Importantly, however, whilst Vera is relatively socially isolated, she is less lonely than many other participants in our sample since – in her words – she likes her own company. This appears to be due to a character trait but also partly because making social contact with others involves work (and as Vera points out, is more work when interacting with friends than with strangers). Vera’s case illustrates how what Goffman called ‘face work’ (keeping up appearances in public) matters hugely to older people, and how visible physical impairments can interfere with social activities. In the presence of multiple energy-draining physical conditions (tremor, recent injuries) ‘face work’ is particularly difficult. In the circumstances, perhaps it is unsurprising that Vera has chosen cats to keep her company.
Vera’s case illustrates the importance of psychosocial stress in the lives of older people. Poverty and unsuitable housing mean that basic needs such as food and shelter may not be adequately met – or at least, there is a risk that they will not be met in the future. Discrimination, prejudice and the (ill-informed) judgements of others in the local community can combine to make life miserable even when physical impairments are minimal – and especially when they are not. Technology may solve some problems but it does not change people’s attitudes.
Vera’s lost ‘lucky’ shopping trolley is an excellent illustration of what Heidegger called ‘technology ready-to-hand’ – a technology that is so useful and easy to use for the individual that it feels like an extension of their own body (or mind) and seamlessly enhances their own sensory and motor abilities. Her inability to achieve the same ‘ready-to-hand’ relationship with a supposedly identical replacement trolley is interesting and hard to explain. It suggests that the interaction between materiality and capability is a subtle and co-evolving one: as the person’s capability deteriorates, the familiar technology comes to be used adaptively to compensate for loss of sensory or motor function, and that this material compensation is an embodied, tacitly-learnt and subtle phenomenon.
Similarly, Vera’s diminishing ability to make music illustrates the link between materiality (the physical reality of the piano, which demands a complex skill set) and capability (the loss of control, coordination and concentration that results from multiple interacting neurological conditions). Music is evocative, enriching and above all culturally embedded. Similarly, loss of concentration means that Vera can no longer read literature; she must fill her time with passive television watching and ‘word puzzles’. Thus, the cultural world shrinks in parallel with the physical and social world.
Whilst Vera is proactive in searching for technologies that will compensate for specific physical impairments such as tremor, the options for compensating for non-specific impairments such as chronic tiredness and poor concentration are limited.
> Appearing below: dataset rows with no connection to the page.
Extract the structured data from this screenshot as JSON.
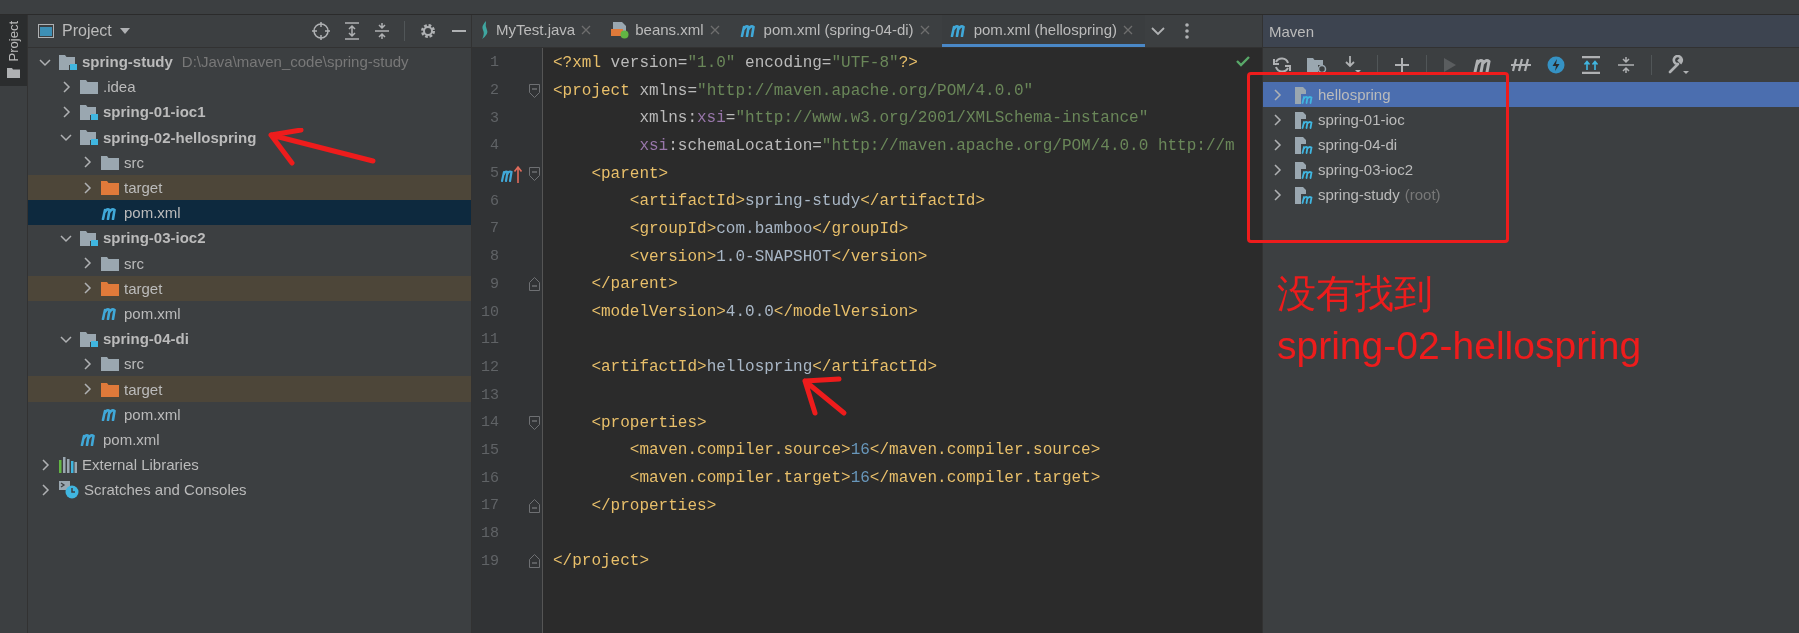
{
  "side_stripe": {
    "label": "Project"
  },
  "project": {
    "title": "Project",
    "tree": [
      {
        "name": "spring-study",
        "path": "D:\\Java\\maven_code\\spring-study",
        "kind": "module",
        "expanded": true,
        "selected": false,
        "children": [
          {
            "name": ".idea",
            "kind": "folder",
            "expanded": false,
            "selected": false
          },
          {
            "name": "spring-01-ioc1",
            "kind": "module",
            "expanded": false,
            "selected": false
          },
          {
            "name": "spring-02-hellospring",
            "kind": "module",
            "expanded": true,
            "selected": false,
            "children": [
              {
                "name": "src",
                "kind": "folder",
                "expanded": false,
                "selected": false
              },
              {
                "name": "target",
                "kind": "excluded",
                "expanded": false,
                "selected": false
              },
              {
                "name": "pom.xml",
                "kind": "maven",
                "selected": true
              }
            ]
          },
          {
            "name": "spring-03-ioc2",
            "kind": "module",
            "expanded": true,
            "selected": false,
            "children": [
              {
                "name": "src",
                "kind": "folder",
                "expanded": false,
                "selected": false
              },
              {
                "name": "target",
                "kind": "excluded",
                "expanded": false,
                "selected": false
              },
              {
                "name": "pom.xml",
                "kind": "maven",
                "selected": false
              }
            ]
          },
          {
            "name": "spring-04-di",
            "kind": "module",
            "expanded": true,
            "selected": false,
            "children": [
              {
                "name": "src",
                "kind": "folder",
                "expanded": false,
                "selected": false
              },
              {
                "name": "target",
                "kind": "excluded",
                "expanded": false,
                "selected": false
              },
              {
                "name": "pom.xml",
                "kind": "maven",
                "selected": false
              }
            ]
          },
          {
            "name": "pom.xml",
            "kind": "maven",
            "selected": false
          }
        ]
      },
      {
        "name": "External Libraries",
        "kind": "libraries",
        "expanded": false,
        "selected": false
      },
      {
        "name": "Scratches and Consoles",
        "kind": "scratches",
        "expanded": false,
        "selected": false
      }
    ]
  },
  "editor": {
    "tabs": [
      {
        "label": "MyTest.java",
        "kind": "java",
        "selected": false
      },
      {
        "label": "beans.xml",
        "kind": "beans",
        "selected": false
      },
      {
        "label": "pom.xml (spring-04-di)",
        "kind": "maven",
        "selected": false
      },
      {
        "label": "pom.xml (hellospring)",
        "kind": "maven",
        "selected": true
      }
    ],
    "lines": [
      {
        "number": "1",
        "kind": "plain",
        "tokens": [
          {
            "kind": "tag",
            "text": "<?xml "
          },
          {
            "kind": "attr",
            "text": "version="
          },
          {
            "kind": "str",
            "text": "\"1.0\""
          },
          {
            "kind": "attr",
            "text": " encoding="
          },
          {
            "kind": "str",
            "text": "\"UTF-8\""
          },
          {
            "kind": "tag",
            "text": "?>"
          }
        ]
      },
      {
        "number": "2",
        "kind": "opener",
        "tokens": [
          {
            "kind": "tag",
            "text": "<project "
          },
          {
            "kind": "attr",
            "text": "xmlns="
          },
          {
            "kind": "str",
            "text": "\"http://maven.apache.org/POM/4.0.0\""
          }
        ]
      },
      {
        "number": "3",
        "kind": "continued",
        "tokens": [
          {
            "kind": "attr",
            "text": "xmlns:"
          },
          {
            "kind": "ns",
            "text": "xsi"
          },
          {
            "kind": "attr",
            "text": "="
          },
          {
            "kind": "str",
            "text": "\"http://www.w3.org/2001/XMLSchema-instance\""
          }
        ]
      },
      {
        "number": "4",
        "kind": "continued",
        "tokens": [
          {
            "kind": "ns",
            "text": "xsi"
          },
          {
            "kind": "attr",
            "text": ":schemaLocation="
          },
          {
            "kind": "str",
            "text": "\"http://maven.apache.org/POM/4.0.0 http://m"
          }
        ]
      },
      {
        "number": "5",
        "kind": "parent",
        "tokens": [
          {
            "kind": "tag",
            "text": "    <parent>"
          }
        ]
      },
      {
        "number": "6",
        "kind": "plain",
        "tokens": [
          {
            "kind": "tag",
            "text": "        <artifactId>"
          },
          {
            "kind": "text",
            "text": "spring-study"
          },
          {
            "kind": "tag",
            "text": "</artifactId>"
          }
        ]
      },
      {
        "number": "7",
        "kind": "plain",
        "tokens": [
          {
            "kind": "tag",
            "text": "        <groupId>"
          },
          {
            "kind": "text",
            "text": "com.bamboo"
          },
          {
            "kind": "tag",
            "text": "</groupId>"
          }
        ]
      },
      {
        "number": "8",
        "kind": "plain",
        "tokens": [
          {
            "kind": "tag",
            "text": "        <version>"
          },
          {
            "kind": "text",
            "text": "1.0-SNAPSHOT"
          },
          {
            "kind": "tag",
            "text": "</version>"
          }
        ]
      },
      {
        "number": "9",
        "kind": "closer",
        "tokens": [
          {
            "kind": "tag",
            "text": "    </parent>"
          }
        ]
      },
      {
        "number": "10",
        "kind": "plain",
        "tokens": [
          {
            "kind": "tag",
            "text": "    <modelVersion>"
          },
          {
            "kind": "text",
            "text": "4.0.0"
          },
          {
            "kind": "tag",
            "text": "</modelVersion>"
          }
        ]
      },
      {
        "number": "11",
        "kind": "plain"
      },
      {
        "number": "12",
        "kind": "plain",
        "tokens": [
          {
            "kind": "tag",
            "text": "    <artifactId>"
          },
          {
            "kind": "text",
            "text": "hellospring"
          },
          {
            "kind": "tag",
            "text": "</artifactId>"
          }
        ]
      },
      {
        "number": "13",
        "kind": "plain"
      },
      {
        "number": "14",
        "kind": "opener",
        "tokens": [
          {
            "kind": "tag",
            "text": "    <properties>"
          }
        ]
      },
      {
        "number": "15",
        "kind": "plain",
        "tokens": [
          {
            "kind": "tag",
            "text": "        <maven.compiler.source>"
          },
          {
            "kind": "num",
            "text": "16"
          },
          {
            "kind": "tag",
            "text": "</maven.compiler.source>"
          }
        ]
      },
      {
        "number": "16",
        "kind": "plain",
        "tokens": [
          {
            "kind": "tag",
            "text": "        <maven.compiler.target>"
          },
          {
            "kind": "num",
            "text": "16"
          },
          {
            "kind": "tag",
            "text": "</maven.compiler.target>"
          }
        ]
      },
      {
        "number": "17",
        "kind": "closer",
        "tokens": [
          {
            "kind": "tag",
            "text": "    </properties>"
          }
        ]
      },
      {
        "number": "18",
        "kind": "plain"
      },
      {
        "number": "19",
        "kind": "closer",
        "tokens": [
          {
            "kind": "tag",
            "text": "</project>"
          }
        ]
      }
    ]
  },
  "maven": {
    "title": "Maven",
    "projects": [
      {
        "name": "hellospring",
        "selected": true,
        "expanded": false
      },
      {
        "name": "spring-01-ioc",
        "selected": false,
        "expanded": false
      },
      {
        "name": "spring-04-di",
        "selected": false,
        "expanded": false
      },
      {
        "name": "spring-03-ioc2",
        "selected": false,
        "expanded": false
      },
      {
        "name": "spring-study",
        "note": "(root)",
        "selected": false,
        "expanded": false
      }
    ]
  },
  "annotation": {
    "lines": [
      "没有找到",
      "spring-02-hellospring"
    ]
  }
}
Furthermore, progressive loss of concentration means that even when a person is able to use an assistive technology, they may forget to carry or use it. Technologies that bypass the awareness and agency of the individual may solve some but not all assistive living challenges in such cases.